"I think those who have it tend to be professional and were successful students," says Judy Willis, a neurologist and teacher who lives in Santa Barbara, Calif., and who wrote about the dream in a 2009 Psychology Today blog post. "These are people who have demanded a high performance from themselves. The recurrence of the dream correlates with times of stress and pressure, when people feel they have a challenge to achieve."

Gemma Marangoni Ainslie, an Austin psychoanalyst, agrees. The final exam, she says, "is likely representative of an occasion when the dreamer feels he or she will be tested or measured, and the anxiety is about not measuring up. The dreamer's task in 'awake life' is to translate the final exam to a situation he or she is facing that stirs up concerns about potential failure."

But why school? Why don’t we dream about current pressures — grant proposals that are due, impending legal briefs or oral arguments, or newspaper deadlines?

"Emotional memories and impressions made during high-stress experiences are particularly strong, and are further strengthened each time they are recalled and become the place the brain goes when the emotion is evoked," Willis wrote in an email. "Since each new stress in the current day is 'new,' there is not a strong memory circuit that would hook to it in a dream.
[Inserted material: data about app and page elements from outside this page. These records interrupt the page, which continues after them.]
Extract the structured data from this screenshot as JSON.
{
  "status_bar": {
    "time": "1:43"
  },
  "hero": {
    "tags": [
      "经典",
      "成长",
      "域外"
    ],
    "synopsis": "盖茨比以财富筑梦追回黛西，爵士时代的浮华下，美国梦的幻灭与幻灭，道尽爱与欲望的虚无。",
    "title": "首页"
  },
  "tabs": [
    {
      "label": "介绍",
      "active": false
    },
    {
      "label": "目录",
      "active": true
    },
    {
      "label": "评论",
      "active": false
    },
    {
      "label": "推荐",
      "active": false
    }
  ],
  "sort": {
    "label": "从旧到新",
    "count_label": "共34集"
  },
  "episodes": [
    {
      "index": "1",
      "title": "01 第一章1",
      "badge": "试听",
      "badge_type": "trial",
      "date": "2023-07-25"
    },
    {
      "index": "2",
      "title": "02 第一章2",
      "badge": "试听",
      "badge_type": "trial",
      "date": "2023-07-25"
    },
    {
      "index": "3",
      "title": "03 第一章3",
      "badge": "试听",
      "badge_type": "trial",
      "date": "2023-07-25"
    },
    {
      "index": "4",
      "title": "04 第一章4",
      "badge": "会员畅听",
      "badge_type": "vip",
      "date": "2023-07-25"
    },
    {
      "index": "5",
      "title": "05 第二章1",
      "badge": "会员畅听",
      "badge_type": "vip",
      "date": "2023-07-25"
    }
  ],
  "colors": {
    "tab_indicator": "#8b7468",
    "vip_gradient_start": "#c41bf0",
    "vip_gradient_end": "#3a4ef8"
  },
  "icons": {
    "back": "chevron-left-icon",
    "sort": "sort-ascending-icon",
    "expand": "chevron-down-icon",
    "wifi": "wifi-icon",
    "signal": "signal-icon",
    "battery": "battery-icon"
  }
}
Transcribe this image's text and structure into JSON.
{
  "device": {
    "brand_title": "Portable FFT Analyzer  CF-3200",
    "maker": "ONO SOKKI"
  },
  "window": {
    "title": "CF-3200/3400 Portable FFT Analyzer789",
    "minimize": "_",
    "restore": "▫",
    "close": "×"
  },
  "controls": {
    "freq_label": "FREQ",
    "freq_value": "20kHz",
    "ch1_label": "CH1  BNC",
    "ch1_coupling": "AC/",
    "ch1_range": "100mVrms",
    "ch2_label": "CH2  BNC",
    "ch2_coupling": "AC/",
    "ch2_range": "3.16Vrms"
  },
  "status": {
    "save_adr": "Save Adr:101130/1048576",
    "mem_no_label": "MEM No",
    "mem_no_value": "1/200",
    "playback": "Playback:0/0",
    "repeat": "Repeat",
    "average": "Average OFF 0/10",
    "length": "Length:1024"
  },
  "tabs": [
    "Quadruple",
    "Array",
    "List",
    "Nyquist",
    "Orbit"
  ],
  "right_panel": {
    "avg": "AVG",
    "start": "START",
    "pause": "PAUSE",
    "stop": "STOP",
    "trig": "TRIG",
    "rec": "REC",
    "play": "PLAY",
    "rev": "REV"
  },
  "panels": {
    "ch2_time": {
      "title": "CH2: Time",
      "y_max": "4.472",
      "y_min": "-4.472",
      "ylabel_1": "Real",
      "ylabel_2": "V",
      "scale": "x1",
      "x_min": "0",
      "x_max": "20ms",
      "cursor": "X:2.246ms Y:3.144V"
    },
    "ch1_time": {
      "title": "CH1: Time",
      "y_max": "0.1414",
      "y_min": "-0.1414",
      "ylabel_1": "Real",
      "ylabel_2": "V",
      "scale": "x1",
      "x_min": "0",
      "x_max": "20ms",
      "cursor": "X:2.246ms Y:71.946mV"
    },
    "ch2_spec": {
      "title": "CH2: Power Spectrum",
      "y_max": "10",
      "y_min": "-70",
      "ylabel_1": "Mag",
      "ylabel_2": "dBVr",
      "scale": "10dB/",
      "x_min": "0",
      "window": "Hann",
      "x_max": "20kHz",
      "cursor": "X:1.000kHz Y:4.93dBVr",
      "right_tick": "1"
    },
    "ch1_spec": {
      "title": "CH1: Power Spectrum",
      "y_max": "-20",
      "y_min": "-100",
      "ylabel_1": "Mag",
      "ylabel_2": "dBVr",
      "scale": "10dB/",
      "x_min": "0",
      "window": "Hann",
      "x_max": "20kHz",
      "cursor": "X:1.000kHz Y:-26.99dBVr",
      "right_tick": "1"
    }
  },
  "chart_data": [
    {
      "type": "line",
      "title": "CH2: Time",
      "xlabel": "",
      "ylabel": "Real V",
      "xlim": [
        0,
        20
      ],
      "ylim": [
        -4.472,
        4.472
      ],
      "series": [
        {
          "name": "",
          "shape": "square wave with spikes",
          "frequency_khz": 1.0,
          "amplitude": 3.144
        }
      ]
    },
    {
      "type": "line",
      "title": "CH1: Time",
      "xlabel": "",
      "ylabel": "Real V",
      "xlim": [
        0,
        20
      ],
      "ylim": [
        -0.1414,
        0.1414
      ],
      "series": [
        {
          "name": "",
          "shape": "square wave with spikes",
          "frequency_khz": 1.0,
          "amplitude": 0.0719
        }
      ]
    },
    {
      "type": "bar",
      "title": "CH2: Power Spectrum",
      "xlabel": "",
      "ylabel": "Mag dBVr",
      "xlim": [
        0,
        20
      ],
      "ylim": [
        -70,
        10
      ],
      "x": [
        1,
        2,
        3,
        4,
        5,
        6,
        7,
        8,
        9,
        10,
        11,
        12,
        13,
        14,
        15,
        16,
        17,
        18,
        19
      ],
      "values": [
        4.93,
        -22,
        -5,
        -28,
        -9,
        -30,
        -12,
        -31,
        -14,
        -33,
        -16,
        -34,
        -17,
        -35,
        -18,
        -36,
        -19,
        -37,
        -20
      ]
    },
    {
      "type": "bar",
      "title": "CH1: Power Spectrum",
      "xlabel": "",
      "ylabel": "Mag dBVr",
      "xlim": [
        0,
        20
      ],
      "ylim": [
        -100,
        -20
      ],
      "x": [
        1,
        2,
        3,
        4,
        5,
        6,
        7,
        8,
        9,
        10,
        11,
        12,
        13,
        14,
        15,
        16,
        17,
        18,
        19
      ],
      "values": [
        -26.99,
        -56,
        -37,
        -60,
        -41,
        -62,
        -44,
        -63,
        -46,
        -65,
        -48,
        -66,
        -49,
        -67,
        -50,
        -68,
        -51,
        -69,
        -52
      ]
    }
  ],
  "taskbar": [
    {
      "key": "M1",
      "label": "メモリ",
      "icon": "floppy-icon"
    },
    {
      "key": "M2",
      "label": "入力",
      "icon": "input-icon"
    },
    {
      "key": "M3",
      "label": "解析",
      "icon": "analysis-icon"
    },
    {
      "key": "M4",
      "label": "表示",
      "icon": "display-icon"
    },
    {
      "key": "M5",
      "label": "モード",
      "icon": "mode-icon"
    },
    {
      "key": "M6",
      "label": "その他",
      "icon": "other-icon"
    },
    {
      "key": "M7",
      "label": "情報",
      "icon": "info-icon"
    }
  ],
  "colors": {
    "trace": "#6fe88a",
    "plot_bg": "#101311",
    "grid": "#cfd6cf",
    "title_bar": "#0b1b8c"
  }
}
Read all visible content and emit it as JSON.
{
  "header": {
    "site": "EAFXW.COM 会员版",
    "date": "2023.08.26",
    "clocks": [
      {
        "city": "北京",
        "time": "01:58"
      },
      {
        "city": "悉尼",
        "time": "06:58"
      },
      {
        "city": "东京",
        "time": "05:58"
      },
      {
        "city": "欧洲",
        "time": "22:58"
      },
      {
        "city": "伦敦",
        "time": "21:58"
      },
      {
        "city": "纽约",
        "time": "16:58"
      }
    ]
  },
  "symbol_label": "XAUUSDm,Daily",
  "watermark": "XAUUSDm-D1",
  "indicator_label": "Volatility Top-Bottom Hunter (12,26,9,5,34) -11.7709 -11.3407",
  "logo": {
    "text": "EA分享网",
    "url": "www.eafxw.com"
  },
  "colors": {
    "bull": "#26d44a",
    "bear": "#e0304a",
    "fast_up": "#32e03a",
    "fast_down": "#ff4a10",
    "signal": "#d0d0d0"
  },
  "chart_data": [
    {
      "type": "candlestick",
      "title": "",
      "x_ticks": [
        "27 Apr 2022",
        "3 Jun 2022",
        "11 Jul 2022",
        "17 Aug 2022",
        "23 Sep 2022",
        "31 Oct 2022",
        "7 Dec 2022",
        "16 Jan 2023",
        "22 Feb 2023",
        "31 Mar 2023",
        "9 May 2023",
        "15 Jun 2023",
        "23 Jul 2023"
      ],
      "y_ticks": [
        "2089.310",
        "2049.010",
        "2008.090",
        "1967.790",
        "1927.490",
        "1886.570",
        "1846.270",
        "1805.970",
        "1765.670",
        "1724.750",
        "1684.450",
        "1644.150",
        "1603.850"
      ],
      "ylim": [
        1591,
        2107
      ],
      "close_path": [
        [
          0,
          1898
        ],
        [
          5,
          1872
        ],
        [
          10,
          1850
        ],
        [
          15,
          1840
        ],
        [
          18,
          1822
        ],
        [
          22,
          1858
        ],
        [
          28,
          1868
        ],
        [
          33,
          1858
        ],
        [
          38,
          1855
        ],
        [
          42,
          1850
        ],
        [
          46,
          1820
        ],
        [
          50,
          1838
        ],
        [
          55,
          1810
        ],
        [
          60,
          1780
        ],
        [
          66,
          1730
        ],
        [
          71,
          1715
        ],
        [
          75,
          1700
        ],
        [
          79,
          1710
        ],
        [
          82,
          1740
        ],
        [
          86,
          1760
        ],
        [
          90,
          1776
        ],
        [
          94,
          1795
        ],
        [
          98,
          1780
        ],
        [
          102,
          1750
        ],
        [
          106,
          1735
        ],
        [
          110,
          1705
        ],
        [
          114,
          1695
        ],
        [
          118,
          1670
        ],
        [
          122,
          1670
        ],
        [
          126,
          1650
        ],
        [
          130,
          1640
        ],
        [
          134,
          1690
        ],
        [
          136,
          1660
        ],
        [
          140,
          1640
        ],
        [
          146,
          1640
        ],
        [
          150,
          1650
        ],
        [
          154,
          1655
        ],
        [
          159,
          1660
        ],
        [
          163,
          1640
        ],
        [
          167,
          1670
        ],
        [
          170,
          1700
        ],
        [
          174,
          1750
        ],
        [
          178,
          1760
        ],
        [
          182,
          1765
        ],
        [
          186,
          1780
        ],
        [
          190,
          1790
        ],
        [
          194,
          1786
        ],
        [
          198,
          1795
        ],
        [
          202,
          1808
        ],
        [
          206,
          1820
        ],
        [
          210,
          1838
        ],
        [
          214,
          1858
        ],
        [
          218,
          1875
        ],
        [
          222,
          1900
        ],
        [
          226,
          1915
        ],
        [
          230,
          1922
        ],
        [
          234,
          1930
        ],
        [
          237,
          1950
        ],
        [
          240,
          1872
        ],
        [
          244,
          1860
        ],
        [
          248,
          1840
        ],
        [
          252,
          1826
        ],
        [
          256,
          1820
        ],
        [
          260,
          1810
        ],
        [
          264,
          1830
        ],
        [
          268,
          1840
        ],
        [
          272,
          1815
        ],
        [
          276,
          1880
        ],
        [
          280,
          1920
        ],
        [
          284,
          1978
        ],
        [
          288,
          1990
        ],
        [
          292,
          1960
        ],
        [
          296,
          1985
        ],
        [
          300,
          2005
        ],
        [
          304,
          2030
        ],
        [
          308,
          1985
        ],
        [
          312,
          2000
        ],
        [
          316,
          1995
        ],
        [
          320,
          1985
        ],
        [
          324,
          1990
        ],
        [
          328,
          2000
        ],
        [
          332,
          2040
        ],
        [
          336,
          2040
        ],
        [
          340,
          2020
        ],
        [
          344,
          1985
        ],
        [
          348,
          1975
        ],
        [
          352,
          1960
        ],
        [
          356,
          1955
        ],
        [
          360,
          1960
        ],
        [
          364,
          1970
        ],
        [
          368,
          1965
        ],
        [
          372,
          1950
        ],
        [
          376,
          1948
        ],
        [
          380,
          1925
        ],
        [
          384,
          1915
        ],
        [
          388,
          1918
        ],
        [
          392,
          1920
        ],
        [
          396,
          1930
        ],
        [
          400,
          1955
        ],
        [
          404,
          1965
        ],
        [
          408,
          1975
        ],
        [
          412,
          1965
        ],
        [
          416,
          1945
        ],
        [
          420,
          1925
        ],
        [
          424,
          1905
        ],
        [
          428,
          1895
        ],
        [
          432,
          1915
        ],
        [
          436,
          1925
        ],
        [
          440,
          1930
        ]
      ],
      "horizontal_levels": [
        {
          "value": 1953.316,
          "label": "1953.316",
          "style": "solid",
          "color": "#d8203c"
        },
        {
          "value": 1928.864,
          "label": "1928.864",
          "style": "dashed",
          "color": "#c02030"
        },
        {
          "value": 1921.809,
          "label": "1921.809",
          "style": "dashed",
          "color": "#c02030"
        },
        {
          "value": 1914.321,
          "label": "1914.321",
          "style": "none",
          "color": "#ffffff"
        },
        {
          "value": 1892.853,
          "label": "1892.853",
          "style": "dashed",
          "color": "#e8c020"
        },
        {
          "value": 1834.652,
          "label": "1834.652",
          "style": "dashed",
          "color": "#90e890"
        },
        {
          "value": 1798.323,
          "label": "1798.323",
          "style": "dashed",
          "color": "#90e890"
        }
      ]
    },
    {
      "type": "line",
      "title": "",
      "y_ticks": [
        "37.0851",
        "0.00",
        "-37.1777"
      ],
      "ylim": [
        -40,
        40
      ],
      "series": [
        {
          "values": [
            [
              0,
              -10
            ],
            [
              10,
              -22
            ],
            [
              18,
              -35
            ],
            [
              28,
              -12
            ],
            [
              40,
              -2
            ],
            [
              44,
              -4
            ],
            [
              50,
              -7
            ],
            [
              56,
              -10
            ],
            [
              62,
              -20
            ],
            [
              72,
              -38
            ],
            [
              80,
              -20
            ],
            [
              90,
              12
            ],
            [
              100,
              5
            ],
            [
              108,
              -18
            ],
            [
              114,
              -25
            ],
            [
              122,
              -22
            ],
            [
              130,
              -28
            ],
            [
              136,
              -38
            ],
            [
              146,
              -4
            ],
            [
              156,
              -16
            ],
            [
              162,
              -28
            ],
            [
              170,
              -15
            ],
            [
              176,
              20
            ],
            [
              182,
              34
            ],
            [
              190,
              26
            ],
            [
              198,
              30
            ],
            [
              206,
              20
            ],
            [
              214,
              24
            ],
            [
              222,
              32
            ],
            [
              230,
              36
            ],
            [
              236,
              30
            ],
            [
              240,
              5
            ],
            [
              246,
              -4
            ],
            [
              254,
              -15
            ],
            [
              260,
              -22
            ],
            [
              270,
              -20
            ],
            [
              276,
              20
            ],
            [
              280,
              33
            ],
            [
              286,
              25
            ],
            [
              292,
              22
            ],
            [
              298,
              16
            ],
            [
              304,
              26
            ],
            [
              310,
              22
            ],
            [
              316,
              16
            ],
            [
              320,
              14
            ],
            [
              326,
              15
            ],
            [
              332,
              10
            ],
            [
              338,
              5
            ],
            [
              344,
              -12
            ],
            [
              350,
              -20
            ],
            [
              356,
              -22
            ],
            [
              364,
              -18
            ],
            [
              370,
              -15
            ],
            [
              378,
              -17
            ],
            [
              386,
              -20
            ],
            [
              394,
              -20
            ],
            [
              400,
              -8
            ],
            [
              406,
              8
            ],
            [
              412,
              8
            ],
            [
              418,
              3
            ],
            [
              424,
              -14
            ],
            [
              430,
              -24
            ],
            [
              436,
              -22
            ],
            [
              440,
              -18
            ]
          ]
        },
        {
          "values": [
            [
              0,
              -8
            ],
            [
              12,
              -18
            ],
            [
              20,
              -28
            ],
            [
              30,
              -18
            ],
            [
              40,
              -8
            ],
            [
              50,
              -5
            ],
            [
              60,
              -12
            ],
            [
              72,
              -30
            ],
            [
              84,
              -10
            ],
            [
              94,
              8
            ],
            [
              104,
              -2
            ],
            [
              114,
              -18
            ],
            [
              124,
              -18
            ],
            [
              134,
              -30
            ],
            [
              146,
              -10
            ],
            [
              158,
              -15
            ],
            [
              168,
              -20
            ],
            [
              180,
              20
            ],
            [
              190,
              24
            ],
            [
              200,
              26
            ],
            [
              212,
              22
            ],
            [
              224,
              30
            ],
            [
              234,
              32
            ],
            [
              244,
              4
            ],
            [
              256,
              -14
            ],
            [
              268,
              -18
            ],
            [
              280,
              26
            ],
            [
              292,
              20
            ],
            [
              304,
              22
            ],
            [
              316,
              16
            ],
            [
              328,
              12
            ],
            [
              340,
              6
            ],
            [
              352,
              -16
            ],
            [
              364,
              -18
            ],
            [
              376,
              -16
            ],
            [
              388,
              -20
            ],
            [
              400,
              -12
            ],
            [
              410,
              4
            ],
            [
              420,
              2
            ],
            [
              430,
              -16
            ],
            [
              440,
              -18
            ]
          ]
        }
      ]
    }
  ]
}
But there is that strong neural network of previous, similar 'achievement' stress. Since tests are the highest stressors. . . [it] makes sense as the 'go-to' memory when stressed about something equally high stakes in the 'now.'"
So the dream is really about fear of not measuring up, or of being measured and found wanting. We're concerned about failure. Though in the article, the psychoanalyst goes on to talk about manifest/latent content and how your brain is trying to shield yourself from the real truth, the neurologist's explanation is probably more accurate and certainly more supported. It's kind of the "neural-connectedness" theory of dreams. Information stored in your brain is connected through a neural network. Some connections - such the connection between dog and leash - are stronger than others - such as the connection between dog and duck-billed platypus.

The internet, however, laughs in the face of your strong-weak connection dichotomy and says, "You want to see a dog dressed as a duck-billed platypus? Boom!"
When you sleep, your brain is consolidating memories, and building up the neural network. So if a stressful time in your current life reminds you of a stressful time in school, your resting brain will forge or strengthen that connection. I think, and I think Dr. Willis would agree, that dreams are just your brain making and testing connections, causing you to see elements of these memories and bits of information while you sleep. We see common themes and threads not because your subconscious brain is sending you coded messages, but because that's how neural connectedness works.

If you have had this dream, unfortunately you're probably going to continue having this dream, especially in times of stress. Dreams can be disconcerting but they're really just your brain testing out the wiring - and that's a good thing.

No comments:

Post a Comment